Segment Start: Input for this task
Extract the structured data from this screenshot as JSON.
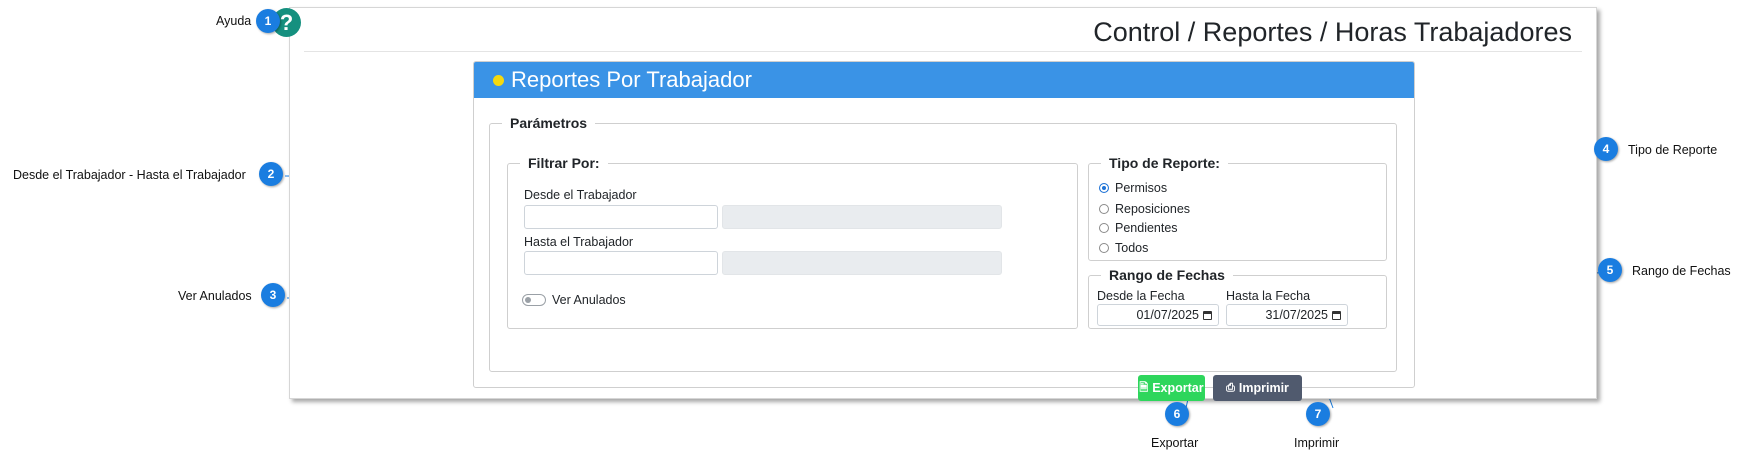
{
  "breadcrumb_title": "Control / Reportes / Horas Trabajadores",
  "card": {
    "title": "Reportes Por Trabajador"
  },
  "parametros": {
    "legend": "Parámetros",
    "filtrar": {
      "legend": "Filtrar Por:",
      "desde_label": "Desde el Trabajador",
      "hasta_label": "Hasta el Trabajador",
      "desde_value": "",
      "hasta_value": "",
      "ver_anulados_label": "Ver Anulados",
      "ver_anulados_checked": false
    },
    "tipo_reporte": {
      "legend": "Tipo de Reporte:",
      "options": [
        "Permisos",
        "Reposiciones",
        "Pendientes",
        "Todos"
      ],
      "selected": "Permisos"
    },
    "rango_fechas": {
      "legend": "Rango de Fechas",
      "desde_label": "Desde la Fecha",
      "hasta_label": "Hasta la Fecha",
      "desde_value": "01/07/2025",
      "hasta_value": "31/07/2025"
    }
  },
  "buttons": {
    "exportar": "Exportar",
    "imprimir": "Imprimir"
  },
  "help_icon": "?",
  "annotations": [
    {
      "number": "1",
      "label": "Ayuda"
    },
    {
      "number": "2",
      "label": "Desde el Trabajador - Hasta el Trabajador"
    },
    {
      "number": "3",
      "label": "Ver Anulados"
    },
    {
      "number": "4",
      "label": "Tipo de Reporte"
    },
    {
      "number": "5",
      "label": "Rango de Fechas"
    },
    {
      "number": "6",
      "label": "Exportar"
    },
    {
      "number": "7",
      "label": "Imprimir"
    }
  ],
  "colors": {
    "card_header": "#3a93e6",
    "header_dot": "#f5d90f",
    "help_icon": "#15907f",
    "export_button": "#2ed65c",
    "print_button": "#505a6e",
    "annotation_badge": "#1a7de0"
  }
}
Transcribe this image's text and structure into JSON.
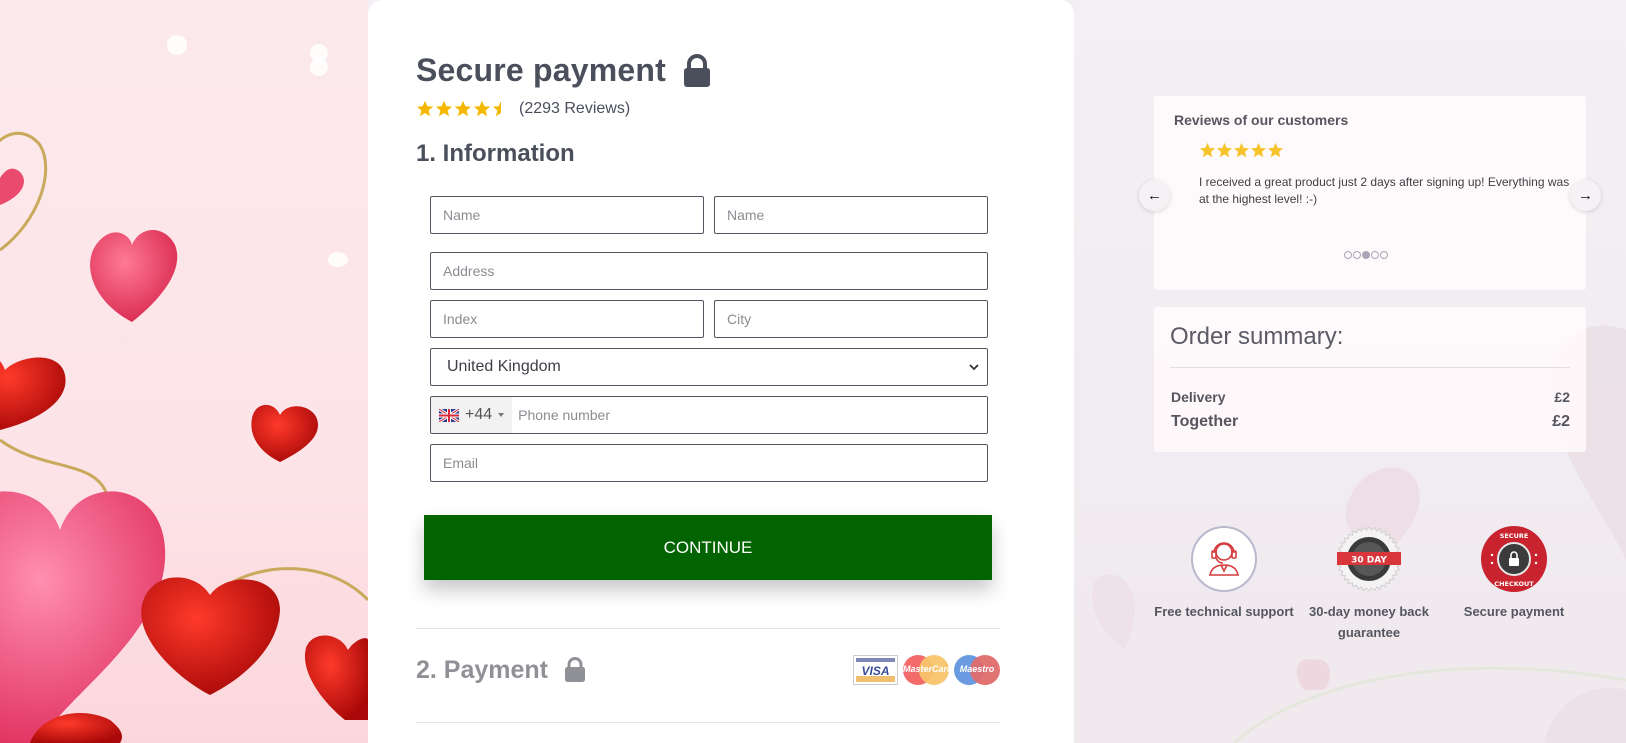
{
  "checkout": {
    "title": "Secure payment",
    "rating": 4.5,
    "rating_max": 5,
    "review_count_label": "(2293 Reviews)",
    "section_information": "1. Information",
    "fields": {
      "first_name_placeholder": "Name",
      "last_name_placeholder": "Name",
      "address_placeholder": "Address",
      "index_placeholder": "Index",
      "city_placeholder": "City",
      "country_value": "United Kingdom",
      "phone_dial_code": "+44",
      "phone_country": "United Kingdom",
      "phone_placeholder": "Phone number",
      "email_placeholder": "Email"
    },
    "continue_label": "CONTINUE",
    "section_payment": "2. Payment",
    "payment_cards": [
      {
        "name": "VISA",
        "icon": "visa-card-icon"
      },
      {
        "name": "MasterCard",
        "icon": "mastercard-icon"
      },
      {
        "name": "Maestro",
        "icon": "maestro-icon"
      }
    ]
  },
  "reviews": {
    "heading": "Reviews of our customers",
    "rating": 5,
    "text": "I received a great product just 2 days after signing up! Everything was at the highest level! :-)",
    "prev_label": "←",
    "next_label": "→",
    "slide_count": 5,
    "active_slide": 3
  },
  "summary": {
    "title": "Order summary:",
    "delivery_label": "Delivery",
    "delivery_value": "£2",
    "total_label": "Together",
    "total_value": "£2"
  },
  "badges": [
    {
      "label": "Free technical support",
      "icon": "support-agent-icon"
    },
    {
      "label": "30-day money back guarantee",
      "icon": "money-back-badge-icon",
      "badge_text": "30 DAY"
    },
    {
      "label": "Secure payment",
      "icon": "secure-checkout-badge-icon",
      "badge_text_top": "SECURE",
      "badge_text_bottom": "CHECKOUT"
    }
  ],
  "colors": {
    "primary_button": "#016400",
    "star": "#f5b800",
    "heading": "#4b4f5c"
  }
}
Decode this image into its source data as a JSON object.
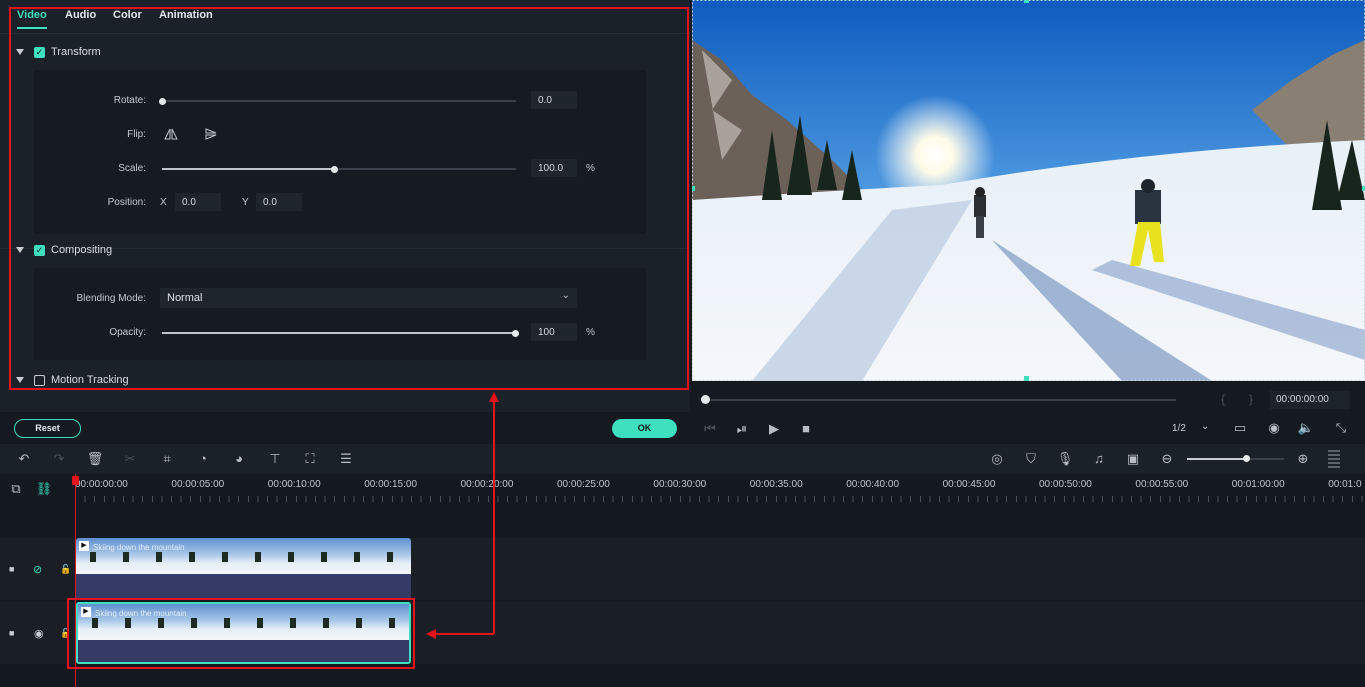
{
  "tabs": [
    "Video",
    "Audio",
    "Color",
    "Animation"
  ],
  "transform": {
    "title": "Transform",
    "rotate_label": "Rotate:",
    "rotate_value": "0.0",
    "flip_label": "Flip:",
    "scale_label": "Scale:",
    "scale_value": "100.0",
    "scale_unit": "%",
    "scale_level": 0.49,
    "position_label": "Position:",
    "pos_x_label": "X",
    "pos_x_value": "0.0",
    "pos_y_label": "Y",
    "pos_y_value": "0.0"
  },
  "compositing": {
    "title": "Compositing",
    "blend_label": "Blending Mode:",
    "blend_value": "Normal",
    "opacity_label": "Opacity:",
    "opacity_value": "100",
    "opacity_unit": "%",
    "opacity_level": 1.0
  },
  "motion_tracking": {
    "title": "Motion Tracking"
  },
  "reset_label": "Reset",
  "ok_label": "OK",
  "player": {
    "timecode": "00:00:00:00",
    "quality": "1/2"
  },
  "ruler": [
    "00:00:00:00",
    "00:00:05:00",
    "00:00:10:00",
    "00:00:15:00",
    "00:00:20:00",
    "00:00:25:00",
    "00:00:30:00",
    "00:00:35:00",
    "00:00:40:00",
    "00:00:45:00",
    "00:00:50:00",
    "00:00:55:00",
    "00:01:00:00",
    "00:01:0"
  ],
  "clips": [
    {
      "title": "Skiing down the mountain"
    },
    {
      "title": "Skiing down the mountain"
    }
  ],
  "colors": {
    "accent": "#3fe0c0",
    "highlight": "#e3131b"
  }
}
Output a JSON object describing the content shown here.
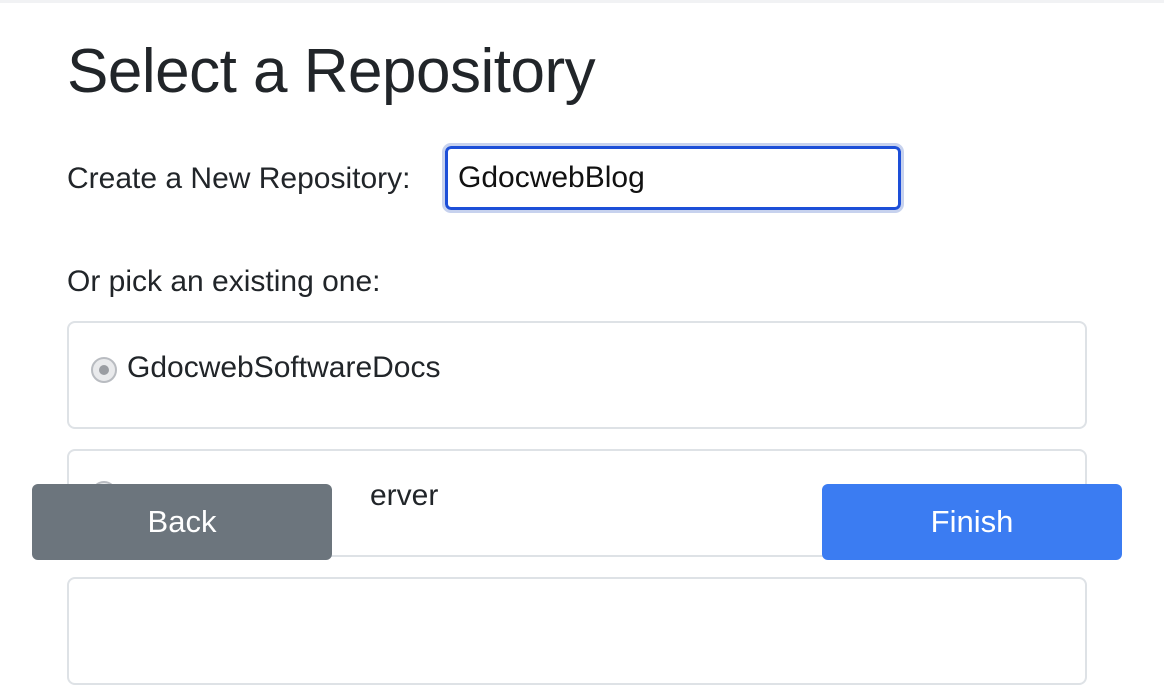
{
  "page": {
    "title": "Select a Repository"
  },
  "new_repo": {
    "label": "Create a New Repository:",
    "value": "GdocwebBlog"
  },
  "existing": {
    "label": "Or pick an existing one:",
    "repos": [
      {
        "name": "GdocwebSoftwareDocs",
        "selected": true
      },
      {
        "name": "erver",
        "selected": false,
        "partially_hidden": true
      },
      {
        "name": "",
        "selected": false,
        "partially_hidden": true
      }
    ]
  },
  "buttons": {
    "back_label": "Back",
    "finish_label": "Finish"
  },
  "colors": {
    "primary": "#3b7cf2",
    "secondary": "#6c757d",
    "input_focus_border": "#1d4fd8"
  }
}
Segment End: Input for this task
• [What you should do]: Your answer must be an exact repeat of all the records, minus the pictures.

• [Completed task]:
Extract the structured data from this screenshot as JSON.
{
  "breadcrumb_title": "Control / Reportes / Horas Trabajadores",
  "card": {
    "title": "Reportes Por Trabajador"
  },
  "parametros": {
    "legend": "Parámetros",
    "filtrar": {
      "legend": "Filtrar Por:",
      "desde_label": "Desde el Trabajador",
      "hasta_label": "Hasta el Trabajador",
      "desde_value": "",
      "hasta_value": "",
      "ver_anulados_label": "Ver Anulados",
      "ver_anulados_checked": false
    },
    "tipo_reporte": {
      "legend": "Tipo de Reporte:",
      "options": [
        "Permisos",
        "Reposiciones",
        "Pendientes",
        "Todos"
      ],
      "selected": "Permisos"
    },
    "rango_fechas": {
      "legend": "Rango de Fechas",
      "desde_label": "Desde la Fecha",
      "hasta_label": "Hasta la Fecha",
      "desde_value": "01/07/2025",
      "hasta_value": "31/07/2025"
    }
  },
  "buttons": {
    "exportar": "Exportar",
    "imprimir": "Imprimir"
  },
  "help_icon": "?",
  "annotations": [
    {
      "number": "1",
      "label": "Ayuda"
    },
    {
      "number": "2",
      "label": "Desde el Trabajador - Hasta el Trabajador"
    },
    {
      "number": "3",
      "label": "Ver Anulados"
    },
    {
      "number": "4",
      "label": "Tipo de Reporte"
    },
    {
      "number": "5",
      "label": "Rango de Fechas"
    },
    {
      "number": "6",
      "label": "Exportar"
    },
    {
      "number": "7",
      "label": "Imprimir"
    }
  ],
  "colors": {
    "card_header": "#3a93e6",
    "header_dot": "#f5d90f",
    "help_icon": "#15907f",
    "export_button": "#2ed65c",
    "print_button": "#505a6e",
    "annotation_badge": "#1a7de0"
  }
}
Transcribe this image's text and structure into JSON.
{
  "checkout": {
    "title": "Secure payment",
    "rating": 4.5,
    "rating_max": 5,
    "review_count_label": "(2293 Reviews)",
    "section_information": "1. Information",
    "fields": {
      "first_name_placeholder": "Name",
      "last_name_placeholder": "Name",
      "address_placeholder": "Address",
      "index_placeholder": "Index",
      "city_placeholder": "City",
      "country_value": "United Kingdom",
      "phone_dial_code": "+44",
      "phone_country": "United Kingdom",
      "phone_placeholder": "Phone number",
      "email_placeholder": "Email"
    },
    "continue_label": "CONTINUE",
    "section_payment": "2. Payment",
    "payment_cards": [
      {
        "name": "VISA",
        "icon": "visa-card-icon"
      },
      {
        "name": "MasterCard",
        "icon": "mastercard-icon"
      },
      {
        "name": "Maestro",
        "icon": "maestro-icon"
      }
    ]
  },
  "reviews": {
    "heading": "Reviews of our customers",
    "rating": 5,
    "text": "I received a great product just 2 days after signing up! Everything was at the highest level! :-)",
    "prev_label": "←",
    "next_label": "→",
    "slide_count": 5,
    "active_slide": 3
  },
  "summary": {
    "title": "Order summary:",
    "delivery_label": "Delivery",
    "delivery_value": "£2",
    "total_label": "Together",
    "total_value": "£2"
  },
  "badges": [
    {
      "label": "Free technical support",
      "icon": "support-agent-icon"
    },
    {
      "label": "30-day money back guarantee",
      "icon": "money-back-badge-icon",
      "badge_text": "30 DAY"
    },
    {
      "label": "Secure payment",
      "icon": "secure-checkout-badge-icon",
      "badge_text_top": "SECURE",
      "badge_text_bottom": "CHECKOUT"
    }
  ],
  "colors": {
    "primary_button": "#016400",
    "star": "#f5b800",
    "heading": "#4b4f5c"
  }
}
Decode this image into its source data as a JSON object.
{
  "tabs": [
    "Video",
    "Audio",
    "Color",
    "Animation"
  ],
  "transform": {
    "title": "Transform",
    "rotate_label": "Rotate:",
    "rotate_value": "0.0",
    "flip_label": "Flip:",
    "scale_label": "Scale:",
    "scale_value": "100.0",
    "scale_unit": "%",
    "scale_level": 0.49,
    "position_label": "Position:",
    "pos_x_label": "X",
    "pos_x_value": "0.0",
    "pos_y_label": "Y",
    "pos_y_value": "0.0"
  },
  "compositing": {
    "title": "Compositing",
    "blend_label": "Blending Mode:",
    "blend_value": "Normal",
    "opacity_label": "Opacity:",
    "opacity_value": "100",
    "opacity_unit": "%",
    "opacity_level": 1.0
  },
  "motion_tracking": {
    "title": "Motion Tracking"
  },
  "reset_label": "Reset",
  "ok_label": "OK",
  "player": {
    "timecode": "00:00:00:00",
    "quality": "1/2"
  },
  "ruler": [
    "00:00:00:00",
    "00:00:05:00",
    "00:00:10:00",
    "00:00:15:00",
    "00:00:20:00",
    "00:00:25:00",
    "00:00:30:00",
    "00:00:35:00",
    "00:00:40:00",
    "00:00:45:00",
    "00:00:50:00",
    "00:00:55:00",
    "00:01:00:00",
    "00:01:0"
  ],
  "clips": [
    {
      "title": "Skiing down the mountain"
    },
    {
      "title": "Skiing down the mountain"
    }
  ],
  "colors": {
    "accent": "#3fe0c0",
    "highlight": "#e3131b"
  }
}
Output a JSON object describing the content shown here.
{
  "page": {
    "title": "Select a Repository"
  },
  "new_repo": {
    "label": "Create a New Repository:",
    "value": "GdocwebBlog"
  },
  "existing": {
    "label": "Or pick an existing one:",
    "repos": [
      {
        "name": "GdocwebSoftwareDocs",
        "selected": true
      },
      {
        "name": "erver",
        "selected": false,
        "partially_hidden": true
      },
      {
        "name": "",
        "selected": false,
        "partially_hidden": true
      }
    ]
  },
  "buttons": {
    "back_label": "Back",
    "finish_label": "Finish"
  },
  "colors": {
    "primary": "#3b7cf2",
    "secondary": "#6c757d",
    "input_focus_border": "#1d4fd8"
  }
}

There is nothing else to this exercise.